TASK DIRECTIONS.
Repeat the records exactly. Leave out the pictures.
--------------------------------------------------
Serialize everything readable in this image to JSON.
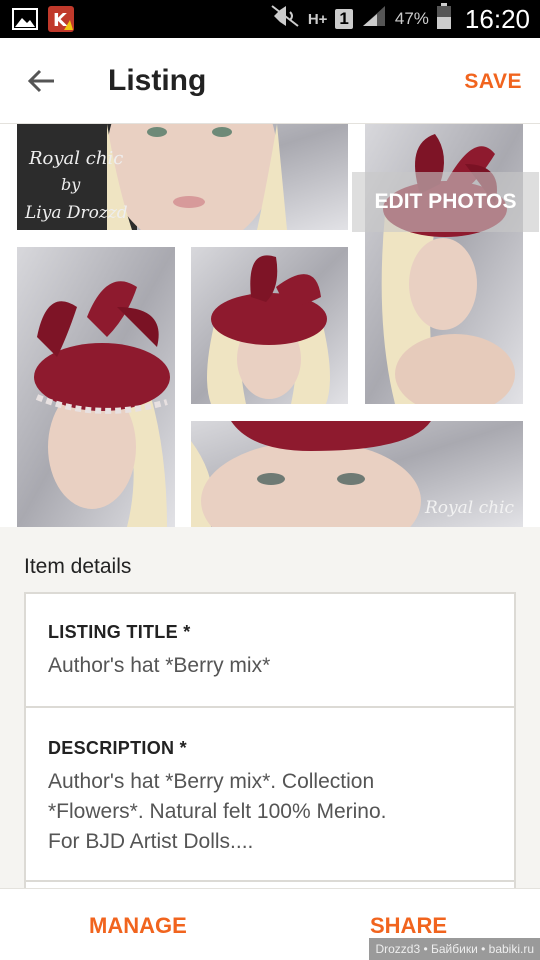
{
  "status_bar": {
    "network": "H+",
    "sim": "1",
    "battery": "47%",
    "time": "16:20",
    "icons": [
      "image-icon",
      "k-app-icon",
      "mute-icon",
      "network-icon",
      "sim-icon",
      "signal-icon",
      "battery-icon"
    ]
  },
  "app_bar": {
    "title": "Listing",
    "save_label": "SAVE",
    "back_icon": "arrow-left-icon"
  },
  "photos": {
    "edit_label": "EDIT PHOTOS",
    "watermark_top": "Royal chic\nby\nLiya Drozzd",
    "watermark_bottom": "Royal chic"
  },
  "details": {
    "heading": "Item details",
    "title_label": "LISTING TITLE *",
    "title_value": "Author's hat *Berry mix*",
    "description_label": "DESCRIPTION *",
    "description_value": "Author's hat *Berry mix*. Collection\n*Flowers*. Natural felt 100% Merino.\nFor BJD Artist Dolls...."
  },
  "bottom_bar": {
    "manage_label": "MANAGE",
    "share_label": "SHARE",
    "watermark": "Drozzd3 • Байбики • babiki.ru"
  },
  "colors": {
    "accent": "#f1641e",
    "background": "#f5f4f1",
    "hat": "#8e1a2e"
  }
}
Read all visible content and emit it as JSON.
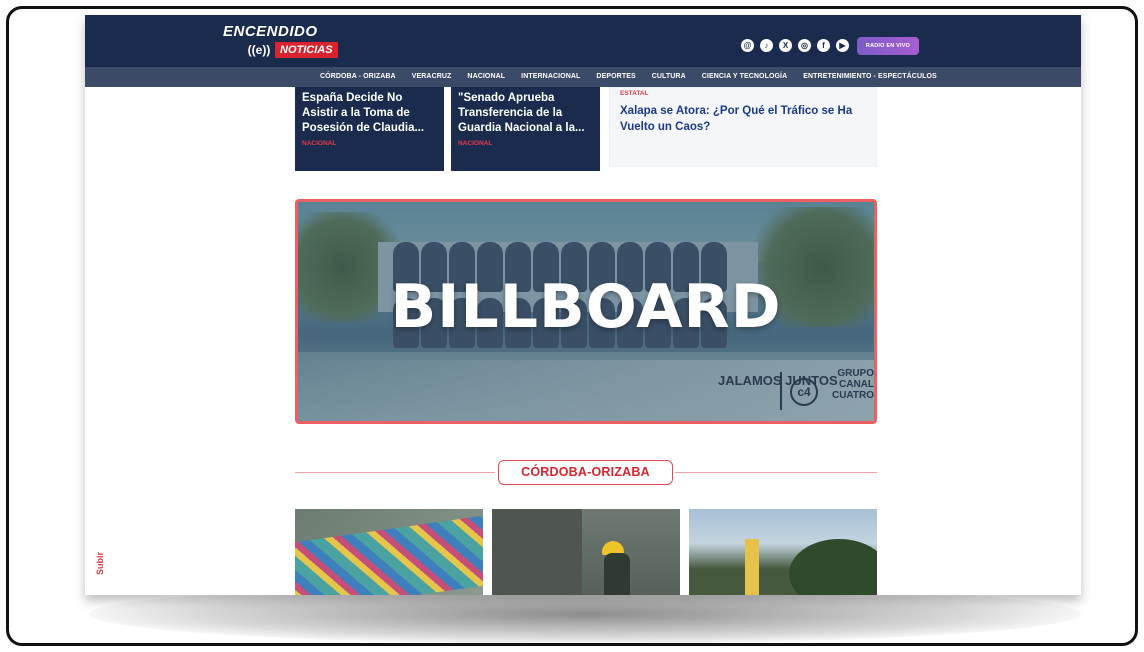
{
  "header": {
    "logo_top": "ENCENDIDO",
    "logo_mark": "((e))",
    "logo_badge": "NOTICIAS",
    "social_icons": [
      "threads-icon",
      "tiktok-icon",
      "x-icon",
      "instagram-icon",
      "facebook-icon",
      "youtube-icon"
    ],
    "radio_button": "RADIO EN VIVO"
  },
  "nav": {
    "items": [
      "CÓRDOBA - ORIZABA",
      "VERACRUZ",
      "NACIONAL",
      "INTERNACIONAL",
      "DEPORTES",
      "CULTURA",
      "CIENCIA Y TECNOLOGÍA",
      "ENTRETENIMIENTO - ESPECTÁCULOS"
    ]
  },
  "cards": [
    {
      "title": "España Decide No Asistir a la Toma de Posesión de Claudia...",
      "category": "NACIONAL"
    },
    {
      "title": "\"Senado Aprueba Transferencia de la Guardia Nacional a la...",
      "category": "NACIONAL"
    },
    {
      "title": "Xalapa se Atora: ¿Por Qué el Tráfico se Ha Vuelto un Caos?",
      "category": "ESTATAL"
    }
  ],
  "billboard": {
    "label": "BILLBOARD",
    "brand_1": "JALAMOS JUNTOS",
    "brand_2": "GRUPO CANAL CUATRO",
    "brand_mark": "c4"
  },
  "section": {
    "title": "CÓRDOBA-ORIZABA"
  },
  "side": {
    "subir": "Subir"
  },
  "colors": {
    "navy": "#1b2b4d",
    "nav_gray": "#3b4a66",
    "accent_red": "#d9232e",
    "link_blue": "#1b3a8a",
    "billboard_border": "#ec5f63"
  }
}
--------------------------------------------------
EXERCISE SOLUTION.
Serialize everything readable in this image to JSON.
{
  "status_bar": {
    "network": "H+",
    "sim": "1",
    "battery": "47%",
    "time": "16:20",
    "icons": [
      "image-icon",
      "k-app-icon",
      "mute-icon",
      "network-icon",
      "sim-icon",
      "signal-icon",
      "battery-icon"
    ]
  },
  "app_bar": {
    "title": "Listing",
    "save_label": "SAVE",
    "back_icon": "arrow-left-icon"
  },
  "photos": {
    "edit_label": "EDIT PHOTOS",
    "watermark_top": "Royal chic\nby\nLiya Drozzd",
    "watermark_bottom": "Royal chic"
  },
  "details": {
    "heading": "Item details",
    "title_label": "LISTING TITLE *",
    "title_value": "Author's hat *Berry mix*",
    "description_label": "DESCRIPTION *",
    "description_value": "Author's hat *Berry mix*. Collection\n*Flowers*. Natural felt 100% Merino.\nFor BJD Artist Dolls...."
  },
  "bottom_bar": {
    "manage_label": "MANAGE",
    "share_label": "SHARE",
    "watermark": "Drozzd3 • Байбики • babiki.ru"
  },
  "colors": {
    "accent": "#f1641e",
    "background": "#f5f4f1",
    "hat": "#8e1a2e"
  }
}
Read all visible content and emit it as JSON.
{
  "header": {
    "logo_top": "ENCENDIDO",
    "logo_mark": "((e))",
    "logo_badge": "NOTICIAS",
    "social_icons": [
      "threads-icon",
      "tiktok-icon",
      "x-icon",
      "instagram-icon",
      "facebook-icon",
      "youtube-icon"
    ],
    "radio_button": "RADIO EN VIVO"
  },
  "nav": {
    "items": [
      "CÓRDOBA - ORIZABA",
      "VERACRUZ",
      "NACIONAL",
      "INTERNACIONAL",
      "DEPORTES",
      "CULTURA",
      "CIENCIA Y TECNOLOGÍA",
      "ENTRETENIMIENTO - ESPECTÁCULOS"
    ]
  },
  "cards": [
    {
      "title": "España Decide No Asistir a la Toma de Posesión de Claudia...",
      "category": "NACIONAL"
    },
    {
      "title": "\"Senado Aprueba Transferencia de la Guardia Nacional a la...",
      "category": "NACIONAL"
    },
    {
      "title": "Xalapa se Atora: ¿Por Qué el Tráfico se Ha Vuelto un Caos?",
      "category": "ESTATAL"
    }
  ],
  "billboard": {
    "label": "BILLBOARD",
    "brand_1": "JALAMOS JUNTOS",
    "brand_2": "GRUPO CANAL CUATRO",
    "brand_mark": "c4"
  },
  "section": {
    "title": "CÓRDOBA-ORIZABA"
  },
  "side": {
    "subir": "Subir"
  },
  "colors": {
    "navy": "#1b2b4d",
    "nav_gray": "#3b4a66",
    "accent_red": "#d9232e",
    "link_blue": "#1b3a8a",
    "billboard_border": "#ec5f63"
  }
}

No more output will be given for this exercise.